Juicy Non-fiction For Lovers of Food
In film, I love a good off-beat documentary. In books, I tend toward short stories and especially stories highlighting the humors of real life such as those written or edited by Ira Glass and David Sedaris. I am also, officially, obsessed with all things cooking and more recently baking. Which leads me to the goldmine in documentary short stories for foodies: the Best Food Writing series edited by Holly Hughes.
With a keen eye for fascinating topics, clever wit and brilliant writing, Holly has been gathering the best of the best stories and essays from food journals, books, newspapers, blogs and newsletters and compiling them into a roughly 350 page publication since the year 2000. The books are a recent discovery for me. I was hooked in 2010, have since read 2011, and am working my way back to the beginning (currently breezing through 2006).
I love this anthology for several reasons. The stories are all enlightening and most are funny, I am gathering an endless supply of superbly interesting fun-facts, and the stories are usually quite short so I am free to doze off after 10 minutes of reading and wake up the next morning feeling like I accomplished something.
The array of topics these books hit on is dizzying: From a man’s love for tinned sausages to the controversy surrounding foei gras, from the ultimate chocolate chip cookie to the most extreme trends in molecular gastronomy. Stories you’d never imagine: How the tightening of immigration laws (in one very famous, very opinionated chef's viewpoint) will affect the restaurant business. What it’s like to eat cloned beef. What it’s like to eat a guinea pig. How broccolini (which is misidentified as young broccoli) found its name.
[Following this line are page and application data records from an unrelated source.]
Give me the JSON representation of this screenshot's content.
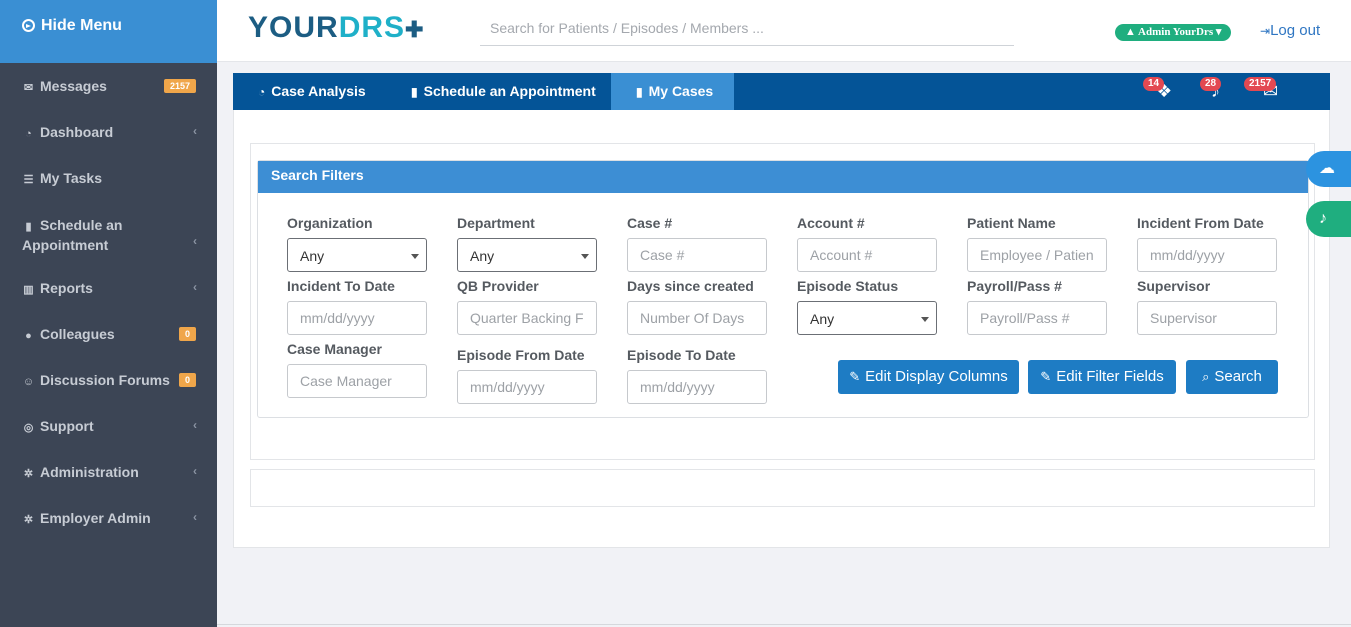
{
  "sidebar": {
    "hide_menu": "Hide Menu",
    "items": [
      {
        "label": "Messages",
        "icon": "envelope-icon",
        "badge": "2157"
      },
      {
        "label": "Dashboard",
        "icon": "dashboard-icon"
      },
      {
        "label": "My Tasks",
        "icon": "tasks-icon"
      },
      {
        "label": "Schedule an",
        "label2": "Appointment",
        "icon": "document-icon"
      },
      {
        "label": "Reports",
        "icon": "bar-chart-icon"
      },
      {
        "label": "Colleagues",
        "icon": "users-icon",
        "badge": "0"
      },
      {
        "label": "Discussion Forums",
        "icon": "smile-icon",
        "badge": "0"
      },
      {
        "label": "Support",
        "icon": "life-ring-icon"
      },
      {
        "label": "Administration",
        "icon": "gear-icon"
      },
      {
        "label": "Employer Admin",
        "icon": "gear-icon"
      }
    ]
  },
  "header": {
    "logo_part1": "YOUR",
    "logo_part2": "DRS",
    "search_placeholder": "Search for Patients / Episodes / Members ...",
    "admin_label": "Admin YourDrs",
    "logout_label": "Log out"
  },
  "tabs": [
    {
      "label": "Case Analysis",
      "icon": "dashboard-icon"
    },
    {
      "label": "Schedule an Appointment",
      "icon": "document-icon"
    },
    {
      "label": "My Cases",
      "icon": "document-icon",
      "active": true
    }
  ],
  "notifications": {
    "tags_count": "14",
    "bell_count": "28",
    "mail_count": "2157"
  },
  "filters": {
    "title": "Search Filters",
    "fields": {
      "organization": {
        "label": "Organization",
        "value": "Any"
      },
      "department": {
        "label": "Department",
        "value": "Any"
      },
      "case": {
        "label": "Case #",
        "placeholder": "Case #"
      },
      "account": {
        "label": "Account #",
        "placeholder": "Account #"
      },
      "patient_name": {
        "label": "Patient Name",
        "placeholder": "Employee / Patien"
      },
      "incident_from": {
        "label": "Incident From Date",
        "placeholder": "mm/dd/yyyy"
      },
      "incident_to": {
        "label": "Incident To Date",
        "placeholder": "mm/dd/yyyy"
      },
      "qb_provider": {
        "label": "QB Provider",
        "placeholder": "Quarter Backing F"
      },
      "days_since": {
        "label": "Days since created",
        "placeholder": "Number Of Days"
      },
      "episode_status": {
        "label": "Episode Status",
        "value": "Any"
      },
      "payroll": {
        "label": "Payroll/Pass #",
        "placeholder": "Payroll/Pass #"
      },
      "supervisor": {
        "label": "Supervisor",
        "placeholder": "Supervisor"
      },
      "case_manager": {
        "label": "Case Manager",
        "placeholder": "Case Manager"
      },
      "episode_from": {
        "label": "Episode From Date",
        "placeholder": "mm/dd/yyyy"
      },
      "episode_to": {
        "label": "Episode To Date",
        "placeholder": "mm/dd/yyyy"
      }
    },
    "buttons": {
      "edit_display": "Edit Display Columns",
      "edit_filter": "Edit Filter Fields",
      "search": "Search"
    }
  },
  "colors": {
    "sidebar_bg": "#3c4555",
    "primary_blue": "#3a8fd3",
    "tabbar_blue": "#045497",
    "button_blue": "#1e7cc4",
    "green": "#1fae7f",
    "badge_red": "#e34952",
    "badge_orange": "#f0a64a"
  }
}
Detailed accounts of how to make the perfect pie crust, omelet, mayonnaise and patty melt.
To say these books will expand your horizons would be an understatement. While many of the stories shed light on the simplicities and complexities of cuisines, ingredients and dishes, there are a vast number of stories that place you as a fly on the wall of a restaurant kitchen or in the mind of your favorite TV chef or food competitor. Holly includes many tales written by or about the chefs we revere and follow from their cable show to their restaurant to their $50 cookbooks.
The darker side of this is the focus of a story titled “Kiss the Chef’s Napkin Ring” where we ponder how famous chefs have grown to own and operate the food world as our educators, owners and food product hawkers. That is what’s best about this book series, really. There is a constant back and forth between the perspective of the home cook, fried food and sugar junkie, vegetarian, meat lover, outspoken TV personality, obsessed fan, intense critic and unconditional lover of all things “food.”
While most of what fills these books are stories or the more academic essay, there are a large number of recipes in there as well.
Several times I’ve finished a story and ran straight to the kitchen to prove my worth. Most recently to attempt the perfect omelet. It’s just the kind of easy-peasy simply perfect dish that attracts me and so many of the writers in these books. And on the other hand, I only want to prove I can whip up this perfect omelet because I’ve heard countless celebrity chefs say that it is the test of a truly good cook. The stories in these books connect you to both sides of the coin.
For those kindred spirits out there that aren’t ashamed to call themselves a “foodie,” these books will both expand your view on the world and draw innumerable connections between you and the world of food.
You can find copies of the Best Food Writing series at the library and bookstores (for more recent years) and online in used book stores.